Accessories:

So far I have bought 2*1GB SD cards (£12 from ebuyer) and a LowePro TLZ Mini case. I already own a light weight tripod for travelling, and a Slik 88 tripod for when stability matters more than weight.

I intend to buy the following:

  • Nikon 50mm F1.8D lens
  • Nikon 70-300mm G Lens
  • Nikon Remote Control ML-L3
  • Nikon EN-EL3e Battery

But that will hve to wait until a forthcoming trip to Hong Kong :-) . Both the lenses I suggest are Around £50-65 in HK or the US and £100 odd here! I will post more about these in later articles.

Photoshop Video Tutorials

I have recently discovered www.photowalkthrough.com – a site which offers free video tutorials for photoshop.

The quality of these tutorials is excellent. The most recent ones are available in  800*600 mov files or 320*240 ipod optimised files. They are clear, easy to understand and well narrated. All in all a very good resource, backed up with an active Flickr group.

I reccomend anyone with an interest in photo manipulation checks this site out.

How to automatically copyright your images with the Nikon D50

The D50 (and other Nikons) is capable of placing a comment in the EXIF data on all images that it takes.

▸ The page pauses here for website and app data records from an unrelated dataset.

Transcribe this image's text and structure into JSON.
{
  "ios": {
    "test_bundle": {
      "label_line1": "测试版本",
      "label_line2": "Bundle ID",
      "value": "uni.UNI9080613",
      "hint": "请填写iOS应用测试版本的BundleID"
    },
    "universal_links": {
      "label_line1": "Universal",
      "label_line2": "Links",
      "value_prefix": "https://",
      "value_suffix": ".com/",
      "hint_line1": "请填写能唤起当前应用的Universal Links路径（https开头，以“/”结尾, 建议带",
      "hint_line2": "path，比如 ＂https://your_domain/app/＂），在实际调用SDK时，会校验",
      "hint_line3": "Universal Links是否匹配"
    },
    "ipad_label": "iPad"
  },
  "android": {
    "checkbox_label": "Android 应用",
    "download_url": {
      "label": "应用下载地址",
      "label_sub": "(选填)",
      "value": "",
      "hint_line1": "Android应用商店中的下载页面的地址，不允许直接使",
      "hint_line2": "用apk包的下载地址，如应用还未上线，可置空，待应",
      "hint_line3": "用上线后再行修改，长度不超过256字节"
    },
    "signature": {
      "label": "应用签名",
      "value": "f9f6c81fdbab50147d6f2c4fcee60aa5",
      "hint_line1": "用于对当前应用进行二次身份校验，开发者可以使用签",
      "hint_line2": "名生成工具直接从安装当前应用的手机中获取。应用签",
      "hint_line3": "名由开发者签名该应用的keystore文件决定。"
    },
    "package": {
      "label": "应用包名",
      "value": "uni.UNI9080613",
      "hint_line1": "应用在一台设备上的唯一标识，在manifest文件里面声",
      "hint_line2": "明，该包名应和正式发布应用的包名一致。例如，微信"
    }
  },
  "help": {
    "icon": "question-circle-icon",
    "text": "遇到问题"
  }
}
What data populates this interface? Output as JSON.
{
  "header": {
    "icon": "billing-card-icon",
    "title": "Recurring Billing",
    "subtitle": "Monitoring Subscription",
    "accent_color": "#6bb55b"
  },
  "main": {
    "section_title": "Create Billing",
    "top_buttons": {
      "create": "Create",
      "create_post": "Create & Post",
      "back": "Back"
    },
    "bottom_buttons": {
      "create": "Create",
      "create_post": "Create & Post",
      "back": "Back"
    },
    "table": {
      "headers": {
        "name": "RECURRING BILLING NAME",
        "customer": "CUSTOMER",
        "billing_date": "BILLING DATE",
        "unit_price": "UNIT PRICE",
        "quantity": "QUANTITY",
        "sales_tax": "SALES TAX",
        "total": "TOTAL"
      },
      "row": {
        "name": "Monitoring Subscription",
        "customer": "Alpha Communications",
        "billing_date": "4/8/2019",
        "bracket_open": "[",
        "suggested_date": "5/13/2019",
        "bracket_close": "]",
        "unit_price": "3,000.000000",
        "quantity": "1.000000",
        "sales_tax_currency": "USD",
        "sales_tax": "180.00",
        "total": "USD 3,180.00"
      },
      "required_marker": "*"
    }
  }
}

This can easily be used to place a basic copyright notice on all your photos.

To use this feature, switch the camera on and enter the menu.

Go to the Spanner Icon

Find the menu item titled “Image Comment”

Enter this sub menu

Select “Input Comment”

Enter your comment – the copyright symbol is not available, so I used (c). Press enter to save the comment.

Finally Ensure the “Attach Comment” checkbox is ticked.

Thats it! All your images will now feature the comment within the EXIF data.

Southport Pier

Southport Pier
Originally uploaded by markc123.

Sunset shot (can you see a theme here :-) ) of Southport Pier. The pier now features a rather ugly modern coffee shop at the bottom rather than its old Victoran era buildings which were burnt down. Looks preety good from this distance though..

Taken with a Nikon D50, 1.6 sec at f/4.2 and the camera was rested on a handy concrete wall due to a lack of tripod.